Panel of speakers

World Council of Churches general secretary Rev. Prof. Dr Jerry Pillay speaks at the event  “No More Wars, Can We?” held at the United Nations in Geneva on 10 May 2024.


Pillay highlighted that, even though peace is so much needed today in the face of wars, conflicts, and violence, political leaders, societal leaders, and religious leaders are not prioritising peace. 

We seem to think that the solution to deal with our problems is through violence and we seem to sustain a culture of violence,” he said. We are losing or have already lost the desire for dialogues to find peaceful solutions to our numerous challenges.”

He reminded the gathering that the WCC 11th Assembly in 2022 expressed grave concern about the instrumentalisation of religious language, authority, and leadership to justify, support or bless” armed aggression or any violence and oppression in sharp contrast to the Christian calling to be peacemakers.

For an end to wars and for peace to prevail, Pillay called on the gathering to challenge the powers and structures that incite war and violence and work for justice, healing, and reconciliation.

He further elaborated reconciliation as a breakthrough to a new place, healing wounds and fractures, a transcendent value, and a religious practice that restores right relations between people or groups, with the earth, and with God. It is also one by which religious groups make peace with each other, defusing intrareligious and interreligious exclusivism, misunderstanding, and prejudice, which historically have been at the root of so much conflict,” he said. Interfaith peacebuilding today includes interreligious dialogue and reconciliation.”

He added: So, achieving peace entails nurturing reconciliation in oneself, within one's community, and with others who are different from oneself, beyond the boundaries of just my people.’ ”

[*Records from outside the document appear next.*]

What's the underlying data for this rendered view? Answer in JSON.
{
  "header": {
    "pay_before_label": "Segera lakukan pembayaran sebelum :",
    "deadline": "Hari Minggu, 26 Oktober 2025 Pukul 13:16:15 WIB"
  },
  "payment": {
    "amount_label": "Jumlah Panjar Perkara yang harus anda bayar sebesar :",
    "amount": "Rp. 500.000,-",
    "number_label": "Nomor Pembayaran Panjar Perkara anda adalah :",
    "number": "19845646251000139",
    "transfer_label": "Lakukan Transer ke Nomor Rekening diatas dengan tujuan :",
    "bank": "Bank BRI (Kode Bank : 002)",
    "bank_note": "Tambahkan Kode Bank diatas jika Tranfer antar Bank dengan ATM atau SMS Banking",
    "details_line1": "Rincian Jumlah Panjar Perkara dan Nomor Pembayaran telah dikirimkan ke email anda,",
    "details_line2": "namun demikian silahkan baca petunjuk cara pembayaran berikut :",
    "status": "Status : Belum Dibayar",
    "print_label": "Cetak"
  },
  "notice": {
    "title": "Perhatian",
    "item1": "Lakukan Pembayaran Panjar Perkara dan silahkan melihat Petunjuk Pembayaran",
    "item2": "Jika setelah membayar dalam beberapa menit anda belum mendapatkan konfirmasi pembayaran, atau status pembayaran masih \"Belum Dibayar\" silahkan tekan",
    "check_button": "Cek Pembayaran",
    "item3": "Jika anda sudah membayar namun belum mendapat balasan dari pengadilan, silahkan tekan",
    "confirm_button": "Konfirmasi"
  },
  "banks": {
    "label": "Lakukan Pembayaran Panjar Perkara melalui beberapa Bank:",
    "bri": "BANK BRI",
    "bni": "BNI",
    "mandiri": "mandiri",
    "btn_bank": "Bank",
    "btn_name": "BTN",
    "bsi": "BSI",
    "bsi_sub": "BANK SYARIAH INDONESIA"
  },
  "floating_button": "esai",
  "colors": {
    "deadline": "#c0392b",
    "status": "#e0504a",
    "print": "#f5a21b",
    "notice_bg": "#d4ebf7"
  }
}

In a question-and-answer session at the meeting, Pillay concluded that for the realisation of peace and the cessation of all wars, religious communities have to listen to youth and include them in their decision-making processes. He added that religious communities can only remain relevant if they are responsible for their space in society and take ownership of the narratives and actions that will lead to peace.